In Damarinas Cavite, scraps of fabric have spawned communities of hardworking rag makers and families with added income. At the helm of this movement is husband-and-wife team Ranie and Haydee Villaruz, who found a fortune in basahang bilog (round rags).
In May 2016, TSPI’s Enterprise Development Services (EDS) was thinking up new community-driven projects when the idea of affordable, easy-to-produce rags from factories’ scrap materials came into the picture.
“We wanted something productive for our nanays (mothers) and their families — something that could make a massive impact without the need for capital,” shares Ressy Juico of EDS, who piloted the rag project in South Central area, mainly in Cavite and Batangas.
TSPI tapped Nanay Haydee and her husband for the new endeavor, given her existing rag business that started in 2011 with a modest P20,000 capital and a second-hand Hyundai van for deliveries. The couple sources their raw materials from nearby cities in Cavite and as far as Tondo and Taguig in Metro Manila, as well as Taytay in Rizal.
Today, their small enterprise is home to a total of 150 workers, more than 50 of whom are TSPI members who cut the leftover fabrics to the desired size, lay them out into a basahang bilog used in households, public utility vehicles (PUVs), and businesses, and get the final pattern ready for the couple’s five in-house sewers who can finish 200 to 300 rag bundles a day.
“This is a big thing for us and for all of them who would rather earn than do nothing at home,” says Tatay Ranie, who was a former computer technician before the venture.
Each rag maker earns about P10 for every bundle completed for final sewing. Imagine stay-at-home mothers, aunts and even teens on summer breaks from school can complete 20 bundles a week.
One Rag Project beneficiary is 27-year-old Jovilyn Molina Tala, a mother of two from Barangay Aguado in Trece Martirez who used to engage in direct selling before getting involved in the project.
Every week, the stay-at-home mom produces an estimated 50 bundles that translate to P500 in earnings. She works on the rags intermittently from 9 a.m. to 4 p.m., or in between household duties and tending to her two daughters.
“I use my earnings as baon (allowance) for my children in school and to pay for their school service,” she recalls. “I didn’t expect it, but we’re no longer short in our regular budget because of these rags.”
Her elder daughter is further proof of her homebased job’s impact. The little girl used to be part of the barangay’s feeding program, but now has a healthy weight because the family is able to give their children proper nourishment.
The prospects are just as rosy for the Villaruz couple, who have purchased a Ford Ranger as a second delivery vehicle and are able to subsidize their full-time workers’ house rent. They are eyeing a warehouse of their own to further grow the rag business.
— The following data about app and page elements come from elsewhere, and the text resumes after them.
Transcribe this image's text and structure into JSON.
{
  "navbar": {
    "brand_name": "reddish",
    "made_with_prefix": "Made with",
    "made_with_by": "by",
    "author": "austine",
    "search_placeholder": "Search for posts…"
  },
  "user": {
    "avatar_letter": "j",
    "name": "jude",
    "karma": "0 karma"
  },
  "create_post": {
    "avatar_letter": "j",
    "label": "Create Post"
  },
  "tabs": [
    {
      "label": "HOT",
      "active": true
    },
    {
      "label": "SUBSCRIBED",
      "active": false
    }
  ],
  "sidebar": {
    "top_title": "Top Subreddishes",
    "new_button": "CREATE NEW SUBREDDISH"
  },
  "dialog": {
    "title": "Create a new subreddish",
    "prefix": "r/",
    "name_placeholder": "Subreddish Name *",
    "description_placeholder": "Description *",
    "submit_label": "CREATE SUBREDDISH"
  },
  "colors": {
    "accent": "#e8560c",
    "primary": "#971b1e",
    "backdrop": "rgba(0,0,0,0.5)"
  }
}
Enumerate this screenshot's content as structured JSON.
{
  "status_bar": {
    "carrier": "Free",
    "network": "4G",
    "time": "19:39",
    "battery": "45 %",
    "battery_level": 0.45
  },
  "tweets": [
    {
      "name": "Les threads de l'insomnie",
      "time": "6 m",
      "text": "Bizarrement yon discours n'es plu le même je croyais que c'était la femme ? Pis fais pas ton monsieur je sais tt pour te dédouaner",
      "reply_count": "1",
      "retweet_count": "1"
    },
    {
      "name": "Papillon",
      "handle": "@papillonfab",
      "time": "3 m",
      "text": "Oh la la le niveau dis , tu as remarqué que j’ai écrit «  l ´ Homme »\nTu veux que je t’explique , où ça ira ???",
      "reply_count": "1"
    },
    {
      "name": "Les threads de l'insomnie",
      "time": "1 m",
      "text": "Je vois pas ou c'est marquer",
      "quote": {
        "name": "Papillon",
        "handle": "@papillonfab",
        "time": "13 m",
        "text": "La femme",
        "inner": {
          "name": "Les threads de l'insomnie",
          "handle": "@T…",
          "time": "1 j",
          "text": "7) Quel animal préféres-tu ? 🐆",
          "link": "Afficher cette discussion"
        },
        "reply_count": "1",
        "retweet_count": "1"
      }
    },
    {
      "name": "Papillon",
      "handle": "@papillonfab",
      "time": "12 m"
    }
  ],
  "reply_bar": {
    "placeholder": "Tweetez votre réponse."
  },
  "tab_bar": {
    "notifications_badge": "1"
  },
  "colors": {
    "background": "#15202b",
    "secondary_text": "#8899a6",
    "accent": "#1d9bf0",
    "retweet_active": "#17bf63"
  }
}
“We go to bed at night happy that this isn’t just for us, but for our brothers and sisters who may be in greater need and who seek something to do in life,” Nanay Haydee says.
Text by Ms. Katt Pascual. Photos by Mr. Revoli Cortez.